Should You Offer a Discount?

Published: Jan 24, 2019
Modified: Mar 24, 2020

By Barry Thomsen

Price discounting can be an effective marketing tool for a small business. However, it is best utilized in special situations, for example, in markets where buyers are bombarded with competing advertising messages.

Price breaks can be temporary or semi-permanent, but their use should be carefully monitored to ensure they are getting the intended results. Keep in mind that if you offer too many temporary discounts you risk giving customers the impression that your regular prices are too high. After all, why would anyone purchase your products or services at the regular price if a discount is right around the corner?

Here are some ways to use discounts most effectively:

  • Move excess or old merchandise—if you over-ordered or over-produced certain products, a discount could move them quickly. Items about to become obsolete or go out of style need to be moved out before they become unsellable. Less money is better than no money.
  • Seasonal sales—a discount on seasonable products can greatly increase sales when the selling season for those products is just starting or almost over. Keeping leftover products until the next year is risky because styles might change or new innovations may be introduced.
  • New products—introductory lower prices will start word-of-mouth advertising in motion to spread the new idea to other customers quickly.
  • Larger quantity orders—a common practice in business-to-business sales is buy more/save more.

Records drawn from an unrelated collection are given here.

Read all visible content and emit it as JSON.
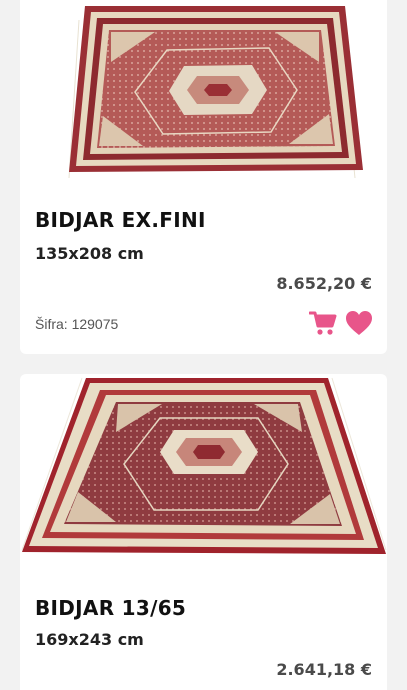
{
  "colors": {
    "accent": "#e8558a",
    "background": "#f2f2f2",
    "card": "#ffffff",
    "title": "#111111",
    "price": "#4a4a4a"
  },
  "products": [
    {
      "title": "BIDJAR EX.FINI",
      "size": "135x208 cm",
      "price": "8.652,20 €",
      "sku_label": "Šifra: 129075",
      "cart_icon": "shopping-cart-icon",
      "wishlist_icon": "heart-icon"
    },
    {
      "title": "BIDJAR 13/65",
      "size": "169x243 cm",
      "price": "2.641,18 €"
    }
  ]
}
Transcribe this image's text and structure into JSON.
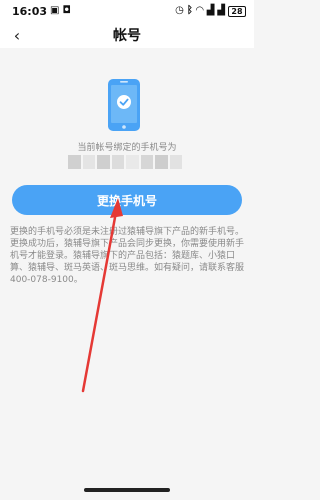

Some type of discount should also be offered to consumers who purchase larger quantities of an item than the average buyer.
  • Senior citizens and students—special interest groups can build more volume and bring public awareness and goodwill to your business. Discounts will encourage them to tell their friends and send referrals.
  • Perishable items—selling at reduced prices is better than disposing of items whose shelf life or expiration date is nearing the end. Some return is always preferable to a loss.
  • Break into a new market—when you discover a new target market for your products or services, lower prices can help you acquire new customers quickly. This will give you a chance to see how you’re being received in these uncharted waters.
  • Build volume—you may want to increase volume and sales so you can take advantage of volume discounts from your suppliers. If you’re thinking about selling the business, higher sales figures may make the company more attractive to potential purchasers. The discounts will also serve as a temporary bonus for your regular customers.
  • Capture the visitor market—a retail business can go after some of the out-of-town visitors who travel through your area. Advertise your discount where they will see it, in tourist guides, newspapers, etc.
  • Increase cash—when your cash flow needs a boost and you have a lot of product on hand, discounts can be a productive tool. Lower prices may also draw in a few new customers who may want to try your company and will make a first purchase at a lower price.
  • Prompt payment—to speed up accounts receivable, offer a discount for payment by a specific date, perhaps 50% shorter than usual terms. Many budget-conscious customers will jump at this kind of offer.
  • Raise cash—if you’re in a business that usually sends invoices to customers, try a discount for cash in advance or on delivery. It will be an incentive to the customer and increase your cash flow quickly.
  • Deal with competition—when an aggressive competitor has reduced its price, you can offer a discount to meet or exceed it. Be careful not to start a price war where everyone loses.
  • Loss leader—products can be discounted to cost or a even a bit below cost to bring customers in. Hopefully they’ll also purchase other, more profitable, items.
  • Advertising strategy—discounts will draw more attention to a new ad campaign, adding to its success.
  • Point-of-sale—when a customer is on the verge of buying, but needs a nudge, a small discount may provide the extra incentive he needs to do it now. A lower price to upgrade or add additional products can also increase sales.
  • Solve a customer problem—if an order was shipped incorrectly but the customer can still use the merchandise, a discount can often smooth over the situation. It may be better to make a smaller profit or break even than to inconvenience—and possibly lose—a customer.

Discounting is productive if it’s used under the proper circumstances. Seeing your phone lines light up because of a special offer is a terrific feeling. But if you resort to discounts too often, your discounted price will soon become your regular price and you’ll experience lower profit margins.

Are you having trouble keeping track of discounts and their impact on your bottom line? Learn how to organize your finances with this AMA Webinar.

About the Author(s)

Barry Thomsen is publisher/editor of the Small Business Idea-Letter and Small Business Advisor. To receive a free copy of the Idea-Letter, contact him at [email protected] or via